No action taken

2007

Proposed HB 6092

An Act Concerning the Deadline for Presentation of Winning Lottery Tickets

72 hours for games expiring on or after July 1, 1999, if claim submitted by October 1, 2007

No action taken

2007

Proposed SB 712

An Act Concerning Late Submission of Claims for Lottery Prizes

Up to three years for tickets drawn on or after January 1, 1992, partial payments made in such cases

No action taken

ATTACHMENT 2

Table: 2: Amendments Proposed Since 1997 to Extend the Deadline
for Submitting Lottery Claims

Year

LCO No./ Bill No

Bill Title

Sponsors

Purpose

Fiscal Impact

Action

1997

8547/7067

An Act Concerning Assignment of Lottery Prizes

Fusco

Eliminates deadlines for games with drawing date of July 1, 1995 or later

(OFA fiscal note not available on website)

House rejected

1997

9503/7067

An Act Concerning Assignment of Lottery Prizes

Caron, Dargan

Extends deadlines by 72 hours for games expiring after the act's effective date

(OFA fiscal note not available on website)

House rejected

1997

9363/7067

An Act Concerning Assignment of Lottery Prizes

Beamon, Depino, Fusco, Lawlor, Orange, Panaroni, Santa-Maria

Extends deadlines by 72 hours for games expiring on or after July 1, 1996

(OFA fiscal note not available on website)

House passed amendment; Senate did not take up the bill

2002

4749/5297

An Act Concerning the Licensing of Lottery Vendors

Beamon, Conway, Dargan, Newton, Orange, Panaroni, Villano

Extends deadlines; claimant pays $150 administrative fee if submitted within three years after the deadline and $500 fee if submitted later; in both cases prize money must be reduced by 10%

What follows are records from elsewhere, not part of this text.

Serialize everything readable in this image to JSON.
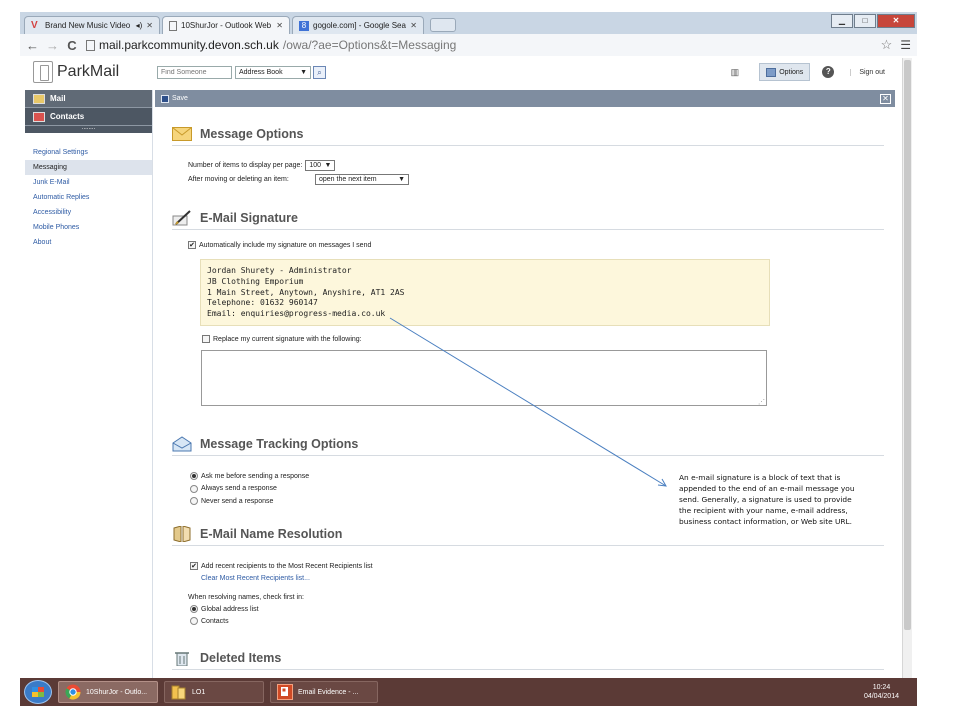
{
  "browser": {
    "tabs": [
      {
        "title": "Brand New Music Video",
        "favicon": "vevo-icon",
        "extra": "audio-icon"
      },
      {
        "title": "10ShurJor - Outlook Web",
        "favicon": "page-icon"
      },
      {
        "title": "gogole.com] - Google Sea",
        "favicon": "google-icon"
      }
    ],
    "url_host": "mail.parkcommunity.devon.sch.uk",
    "url_path": "/owa/?ae=Options&t=Messaging"
  },
  "app": {
    "logo_text": "ParkMail",
    "find_placeholder": "Find Someone",
    "address_book_label": "Address Book",
    "options_label": "Options",
    "help_label": "?",
    "signout_label": "Sign out"
  },
  "sidebar": {
    "primary": [
      {
        "label": "Mail"
      },
      {
        "label": "Contacts"
      }
    ],
    "items": [
      {
        "label": "Regional Settings"
      },
      {
        "label": "Messaging"
      },
      {
        "label": "Junk E-Mail"
      },
      {
        "label": "Automatic Replies"
      },
      {
        "label": "Accessibility"
      },
      {
        "label": "Mobile Phones"
      },
      {
        "label": "About"
      }
    ],
    "selected": "Messaging"
  },
  "toolbar": {
    "save_label": "Save",
    "close_label": "✕"
  },
  "message_options": {
    "title": "Message Options",
    "items_per_page_label": "Number of items to display per page:",
    "items_per_page_value": "100",
    "after_moving_label": "After moving or deleting an item:",
    "after_moving_value": "open the next item"
  },
  "signature": {
    "title": "E-Mail Signature",
    "auto_include_label": "Automatically include my signature on messages I send",
    "auto_include_checked": true,
    "lines": [
      "Jordan Shurety - Administrator",
      "JB Clothing Emporium",
      "1 Main Street, Anytown, Anyshire, AT1 2AS",
      "Telephone: 01632 960147",
      "Email: enquiries@progress-media.co.uk"
    ],
    "replace_label": "Replace my current signature with the following:",
    "replace_checked": false
  },
  "tracking": {
    "title": "Message Tracking Options",
    "options": [
      {
        "label": "Ask me before sending a response",
        "selected": true
      },
      {
        "label": "Always send a response",
        "selected": false
      },
      {
        "label": "Never send a response",
        "selected": false
      }
    ]
  },
  "name_resolution": {
    "title": "E-Mail Name Resolution",
    "recent_label": "Add recent recipients to the Most Recent Recipients list",
    "recent_checked": true,
    "clear_link": "Clear Most Recent Recipients list...",
    "check_first_label": "When resolving names, check first in:",
    "options": [
      {
        "label": "Global address list",
        "selected": true
      },
      {
        "label": "Contacts",
        "selected": false
      }
    ]
  },
  "deleted": {
    "title": "Deleted Items"
  },
  "annotation": {
    "text": "An e-mail signature is a block of text that is appended to the end of an e-mail message you send. Generally, a signature is used to provide the recipient with your name, e-mail address, business contact information, or Web site URL."
  },
  "taskbar": {
    "items": [
      {
        "label": "10ShurJor - Outlo...",
        "icon": "chrome-icon"
      },
      {
        "label": "LO1",
        "icon": "folder-icon"
      },
      {
        "label": "Email Evidence - ...",
        "icon": "powerpoint-icon"
      }
    ],
    "time": "10:24",
    "date": "04/04/2014"
  },
  "colors": {
    "toolbar": "#7f8da0",
    "signature_bg": "#fdf7dc",
    "link": "#2e5ba4",
    "taskbar": "#5b3a36",
    "nav_dark": "#606a76"
  }
}
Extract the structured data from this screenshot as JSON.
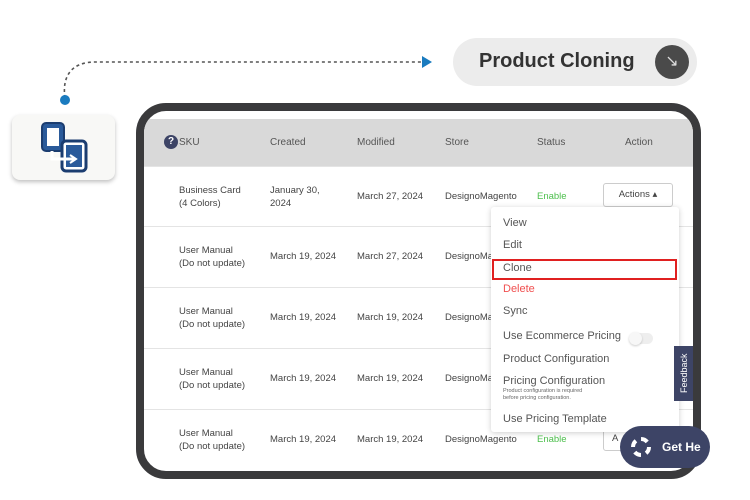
{
  "banner": {
    "title": "Product Cloning",
    "button_icon": "arrow-down-right-icon",
    "arrow_color": "#1a7bbf"
  },
  "table": {
    "headers": [
      "SKU",
      "Created",
      "Modified",
      "Store",
      "Status",
      "Action"
    ],
    "rows": [
      {
        "sku": [
          "Business Card",
          "(4 Colors)"
        ],
        "created": [
          "January 30,",
          "2024"
        ],
        "modified": "March 27, 2024",
        "store": "DesignoMagento",
        "status": "Enable",
        "action": "Actions"
      },
      {
        "sku": [
          "User Manual",
          "(Do not update)"
        ],
        "created": [
          "March 19, 2024",
          ""
        ],
        "modified": "March 27, 2024",
        "store": "DesignoMa",
        "status": "",
        "action": ""
      },
      {
        "sku": [
          "User Manual",
          "(Do not update)"
        ],
        "created": [
          "March 19, 2024",
          ""
        ],
        "modified": "March 19, 2024",
        "store": "DesignoMa",
        "status": "",
        "action": ""
      },
      {
        "sku": [
          "User Manual",
          "(Do not update)"
        ],
        "created": [
          "March 19, 2024",
          ""
        ],
        "modified": "March 19, 2024",
        "store": "DesignoMa",
        "status": "",
        "action": ""
      },
      {
        "sku": [
          "User Manual",
          "(Do not update)"
        ],
        "created": [
          "March 19, 2024",
          ""
        ],
        "modified": "March 19, 2024",
        "store": "DesignoMagento",
        "status": "Enable",
        "action": "A"
      }
    ]
  },
  "menu": {
    "items": [
      "View",
      "Edit",
      "Clone",
      "Delete",
      "Sync",
      "Use Ecommerce Pricing",
      "Product Configuration",
      "Pricing Configuration",
      "Use Pricing Template"
    ],
    "pricing_note": [
      "Product configuration is required",
      "before pricing configuration."
    ],
    "highlighted": "Clone",
    "ecommerce_toggle": false
  },
  "feedback": "Feedback",
  "get_help": "Get He",
  "colors": {
    "delete": "#f05050",
    "enable": "#4cbf4c",
    "highlight": "#e02020",
    "navy": "#3d4466"
  }
}
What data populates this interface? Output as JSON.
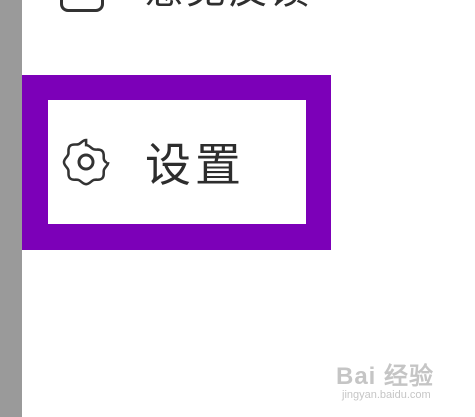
{
  "top_item": {
    "label": "意见反馈",
    "icon": "feedback-icon"
  },
  "settings_item": {
    "label": "设置",
    "icon": "gear-icon"
  },
  "colors": {
    "highlight": "#7c00b8",
    "left_strip": "#9a9a9a"
  },
  "watermark": {
    "logo": "Bai 经验",
    "url": "jingyan.baidu.com"
  }
}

Between $9 and $18 million per fiscal year

House rejected amendment

2004

3117/5068

An Act Concerning Lottery Vendor, Affiliate and Occupational Licenses

Beamon

Extends deadlines by 72 hours for games expiring on or after July 1, 1996; claimant must pay CLC $150 fee

$3.2 million

House adopted amendment and referred bill to Appropriations Committee, which reported it back to the House; bill died on House Calendar

2006

4284/5486

An Act Concerning Gaming Products and Raffle Prizes

Beamon

Extends deadlines by 72 hours for games expiring on or after July 1, 1996 if file by August 1, 2006; 90% of prize money payable to claimant and 10% to DSR for specified purposes

$3.2 million

Amendment withdrawn

2006

5748/5486

An Act Concerning Gaming Products and Raffle Prizes

Beamon, Dargan, Dyson, Villano

Extends deadlines by 72 hours for games expiring on or after July 1, 1996 if claimant filed by August 1, 2006; 90% of prize money payable to claimant and 10% to DSR for specified purposes

$3.2 million

House adopted amendment; Senate did not take up bill

VR:dw